“Given the relevance of ASM cobalt as a local livelihood, and the fact that this material finds its way into complex global supply chains and the materials and devices on which we depend, the security of cobalt supply chains is more important than ever,” Carter added.
“Where we find environmental, social or labour problems in supply chains, we should not avoid them, we should not disengage, but rather it is our duty to take action and make improvements.”
Cobalt is a huge issue for the DRC
Earlier this year, the Congolese government announced that it intends to take greater control over artisanally-mined cobalt within the country amid a market slump that has seen prices for the critical mineral fall in recent years.

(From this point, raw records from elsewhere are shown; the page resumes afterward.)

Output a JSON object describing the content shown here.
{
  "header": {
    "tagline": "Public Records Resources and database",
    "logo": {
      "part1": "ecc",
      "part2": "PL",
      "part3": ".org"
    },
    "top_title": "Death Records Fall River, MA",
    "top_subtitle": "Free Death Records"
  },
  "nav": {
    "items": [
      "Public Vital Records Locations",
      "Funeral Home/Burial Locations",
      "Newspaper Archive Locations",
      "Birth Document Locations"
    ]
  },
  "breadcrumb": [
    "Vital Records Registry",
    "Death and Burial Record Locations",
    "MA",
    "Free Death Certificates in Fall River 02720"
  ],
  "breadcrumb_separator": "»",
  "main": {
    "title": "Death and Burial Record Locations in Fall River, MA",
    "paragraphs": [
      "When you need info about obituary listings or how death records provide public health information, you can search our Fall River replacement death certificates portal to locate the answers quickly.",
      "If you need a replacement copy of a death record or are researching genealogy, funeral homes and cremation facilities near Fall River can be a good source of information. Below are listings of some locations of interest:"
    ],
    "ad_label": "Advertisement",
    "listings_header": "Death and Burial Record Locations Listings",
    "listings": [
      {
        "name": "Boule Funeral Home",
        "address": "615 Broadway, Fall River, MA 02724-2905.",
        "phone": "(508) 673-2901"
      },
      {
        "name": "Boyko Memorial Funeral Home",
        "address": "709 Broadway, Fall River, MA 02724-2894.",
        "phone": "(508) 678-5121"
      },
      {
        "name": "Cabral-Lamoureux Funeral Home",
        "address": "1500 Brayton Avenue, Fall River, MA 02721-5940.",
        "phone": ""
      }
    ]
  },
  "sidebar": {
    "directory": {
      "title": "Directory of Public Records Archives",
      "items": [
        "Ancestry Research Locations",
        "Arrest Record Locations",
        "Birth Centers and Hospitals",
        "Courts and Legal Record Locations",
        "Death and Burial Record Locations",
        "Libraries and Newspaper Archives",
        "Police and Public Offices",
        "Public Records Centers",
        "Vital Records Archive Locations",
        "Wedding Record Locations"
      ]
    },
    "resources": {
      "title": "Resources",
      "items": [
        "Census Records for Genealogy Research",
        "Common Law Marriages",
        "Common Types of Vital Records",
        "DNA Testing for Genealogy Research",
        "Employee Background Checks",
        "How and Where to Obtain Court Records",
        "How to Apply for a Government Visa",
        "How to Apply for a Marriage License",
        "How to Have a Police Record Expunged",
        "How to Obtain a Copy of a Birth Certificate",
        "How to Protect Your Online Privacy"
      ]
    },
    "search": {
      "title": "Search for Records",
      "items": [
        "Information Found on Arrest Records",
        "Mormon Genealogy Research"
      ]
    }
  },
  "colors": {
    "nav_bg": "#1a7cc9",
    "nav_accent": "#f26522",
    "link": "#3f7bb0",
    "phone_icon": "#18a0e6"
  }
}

Cobalt has dropped from highs of more than $90,000 per tonne in 2018 to current levels of about $33,000 per tonne.
Large, industrial-scale operators like Glencore account for the majority of cobalt mining in the DRC – but there is nevertheless a thriving group of small-scale artisanal miners producing between 10% and 25% of the Congolese output.
This small-scale mining network is largely controlled by Chinese traders, which have established a virtual monopoly over the flow of cobalt within the country.
But Huayou Cobalt, China’s largest cobalt refiner, which supplies car manufacturers such as Volvo and Volkswagen, has joined the FCA as part of its commitment to improving mining conditions in the DRC.
Glencore has signed up too, saying it will “support legitimate ASM cooperatives in their endeavours to transform their practices and align with international human rights practices, especially in the prevention of child labour”.